[GOAL OF THE EXERCISE]: Scan the data below. Pull out each line where "Resident" occurs.

[Records from a data collection]
┌──

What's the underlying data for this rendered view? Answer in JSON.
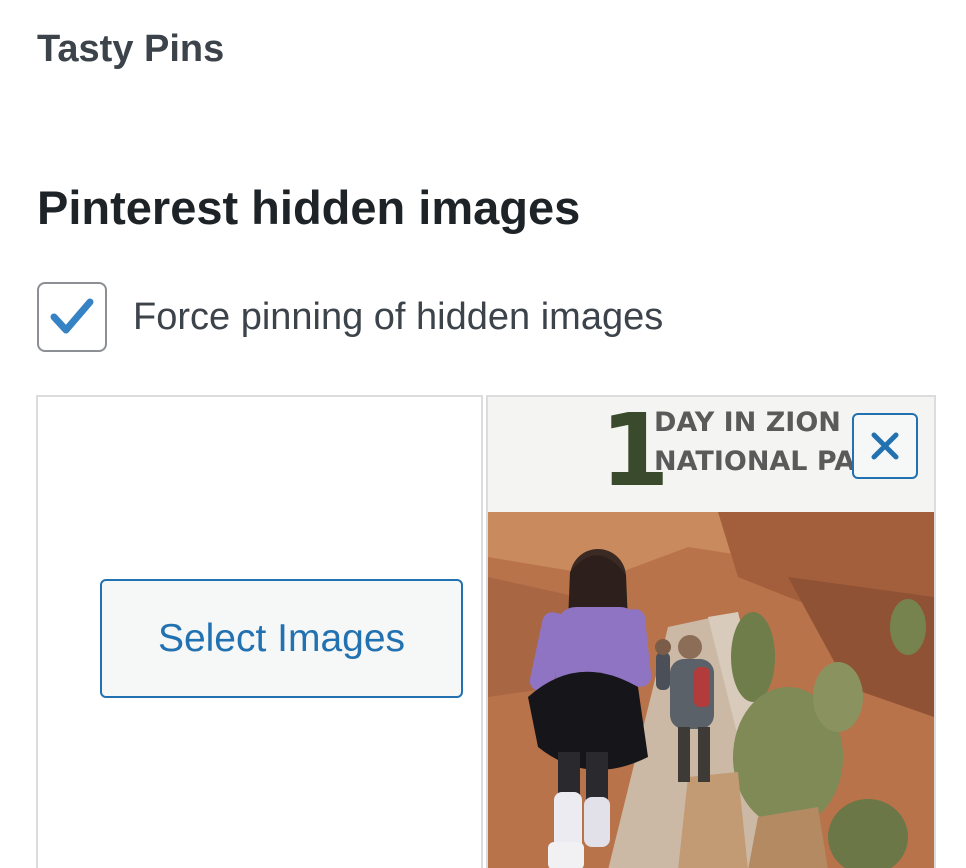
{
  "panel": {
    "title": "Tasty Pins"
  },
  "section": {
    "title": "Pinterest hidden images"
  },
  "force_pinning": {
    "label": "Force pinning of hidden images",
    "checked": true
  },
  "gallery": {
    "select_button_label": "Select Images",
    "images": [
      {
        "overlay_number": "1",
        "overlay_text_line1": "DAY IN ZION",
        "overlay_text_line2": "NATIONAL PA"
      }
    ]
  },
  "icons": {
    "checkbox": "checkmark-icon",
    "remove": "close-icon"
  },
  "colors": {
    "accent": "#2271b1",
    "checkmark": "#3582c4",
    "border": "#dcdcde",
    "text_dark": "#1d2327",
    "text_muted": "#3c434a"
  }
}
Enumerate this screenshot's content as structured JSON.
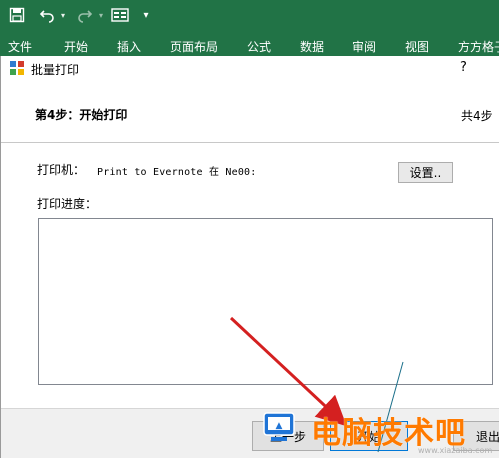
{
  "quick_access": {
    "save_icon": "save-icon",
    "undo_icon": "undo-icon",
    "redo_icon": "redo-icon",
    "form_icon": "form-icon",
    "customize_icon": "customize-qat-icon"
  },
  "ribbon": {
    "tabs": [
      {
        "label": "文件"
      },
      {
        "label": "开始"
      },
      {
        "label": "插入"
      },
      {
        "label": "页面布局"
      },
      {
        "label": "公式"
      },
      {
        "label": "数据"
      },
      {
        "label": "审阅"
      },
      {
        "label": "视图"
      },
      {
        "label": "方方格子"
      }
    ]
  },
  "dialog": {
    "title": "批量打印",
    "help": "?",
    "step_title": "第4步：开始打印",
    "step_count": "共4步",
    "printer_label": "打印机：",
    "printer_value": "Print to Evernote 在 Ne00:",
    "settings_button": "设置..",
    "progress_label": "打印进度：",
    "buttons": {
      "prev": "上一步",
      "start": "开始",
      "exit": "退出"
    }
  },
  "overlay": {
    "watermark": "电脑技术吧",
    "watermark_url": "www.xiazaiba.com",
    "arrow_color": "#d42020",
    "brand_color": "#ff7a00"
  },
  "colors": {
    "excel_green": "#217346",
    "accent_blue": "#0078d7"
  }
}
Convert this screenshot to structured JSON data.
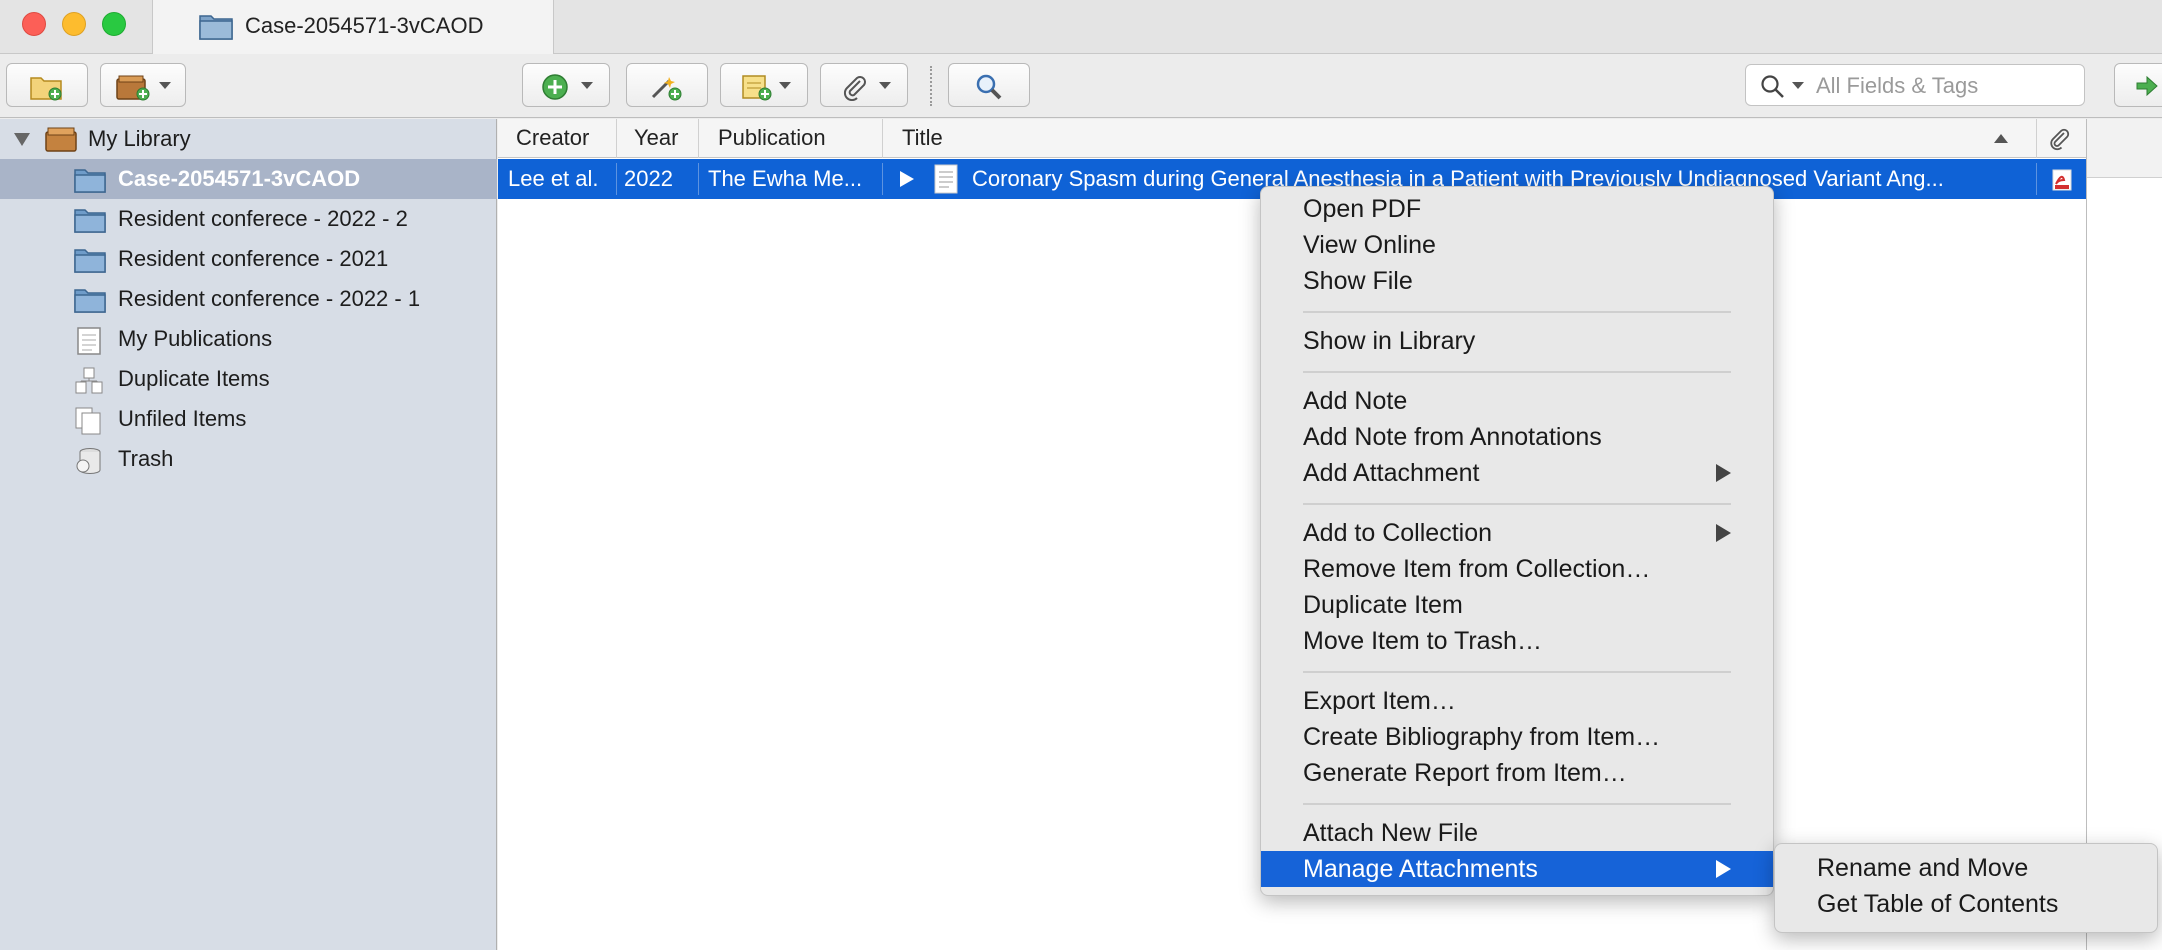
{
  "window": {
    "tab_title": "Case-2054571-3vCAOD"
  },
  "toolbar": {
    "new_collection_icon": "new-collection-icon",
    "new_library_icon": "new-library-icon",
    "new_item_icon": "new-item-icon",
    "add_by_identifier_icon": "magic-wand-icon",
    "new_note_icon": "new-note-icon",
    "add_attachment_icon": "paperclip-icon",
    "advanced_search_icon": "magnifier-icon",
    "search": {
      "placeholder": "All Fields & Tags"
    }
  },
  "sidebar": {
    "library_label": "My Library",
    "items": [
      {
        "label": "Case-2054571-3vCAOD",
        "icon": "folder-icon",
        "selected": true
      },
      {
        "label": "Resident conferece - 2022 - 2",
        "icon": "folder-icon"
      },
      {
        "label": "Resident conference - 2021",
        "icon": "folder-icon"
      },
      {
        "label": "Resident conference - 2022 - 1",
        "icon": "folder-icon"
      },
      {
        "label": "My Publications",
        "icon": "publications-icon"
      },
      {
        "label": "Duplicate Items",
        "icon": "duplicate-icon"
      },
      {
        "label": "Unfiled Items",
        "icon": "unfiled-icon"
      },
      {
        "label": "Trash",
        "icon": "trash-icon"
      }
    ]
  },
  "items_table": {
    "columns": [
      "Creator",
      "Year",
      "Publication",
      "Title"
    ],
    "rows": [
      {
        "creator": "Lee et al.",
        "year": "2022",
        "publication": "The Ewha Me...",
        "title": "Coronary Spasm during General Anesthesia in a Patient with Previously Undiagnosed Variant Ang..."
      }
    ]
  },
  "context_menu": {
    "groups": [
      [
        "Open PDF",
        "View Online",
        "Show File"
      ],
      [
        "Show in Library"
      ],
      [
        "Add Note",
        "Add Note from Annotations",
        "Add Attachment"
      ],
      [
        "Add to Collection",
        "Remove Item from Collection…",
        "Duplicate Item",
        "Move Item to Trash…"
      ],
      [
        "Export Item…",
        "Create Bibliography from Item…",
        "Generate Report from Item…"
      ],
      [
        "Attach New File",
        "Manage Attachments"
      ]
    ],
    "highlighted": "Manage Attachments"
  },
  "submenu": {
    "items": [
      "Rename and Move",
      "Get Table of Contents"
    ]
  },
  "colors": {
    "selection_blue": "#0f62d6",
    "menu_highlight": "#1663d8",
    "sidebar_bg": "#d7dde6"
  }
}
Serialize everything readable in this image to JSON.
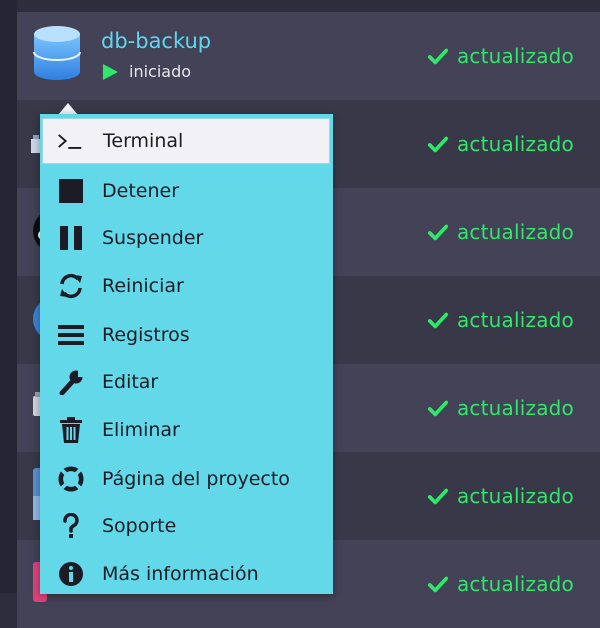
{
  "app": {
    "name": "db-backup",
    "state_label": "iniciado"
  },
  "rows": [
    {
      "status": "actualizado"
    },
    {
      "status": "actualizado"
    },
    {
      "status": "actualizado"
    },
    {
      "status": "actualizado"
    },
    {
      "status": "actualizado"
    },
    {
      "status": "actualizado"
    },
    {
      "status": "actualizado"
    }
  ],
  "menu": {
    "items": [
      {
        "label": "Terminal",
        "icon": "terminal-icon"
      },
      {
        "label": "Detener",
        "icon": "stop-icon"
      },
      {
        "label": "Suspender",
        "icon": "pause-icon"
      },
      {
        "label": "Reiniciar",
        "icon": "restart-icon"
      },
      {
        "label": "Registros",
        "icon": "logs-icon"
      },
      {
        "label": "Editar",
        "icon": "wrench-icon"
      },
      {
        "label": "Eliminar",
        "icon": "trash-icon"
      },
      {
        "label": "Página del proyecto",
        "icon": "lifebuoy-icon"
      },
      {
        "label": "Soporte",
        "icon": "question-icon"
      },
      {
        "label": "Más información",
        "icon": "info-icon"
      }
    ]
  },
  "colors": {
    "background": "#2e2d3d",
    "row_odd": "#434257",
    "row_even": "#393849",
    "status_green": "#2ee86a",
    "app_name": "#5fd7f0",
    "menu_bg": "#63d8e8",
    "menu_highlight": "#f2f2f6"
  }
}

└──

[SOLUTION TO THIS EXERCISE]:
        "label": "Resident conferece - 2022 - 2",
        "label": "Resident conference - 2021",
        "label": "Resident conference - 2022 - 1",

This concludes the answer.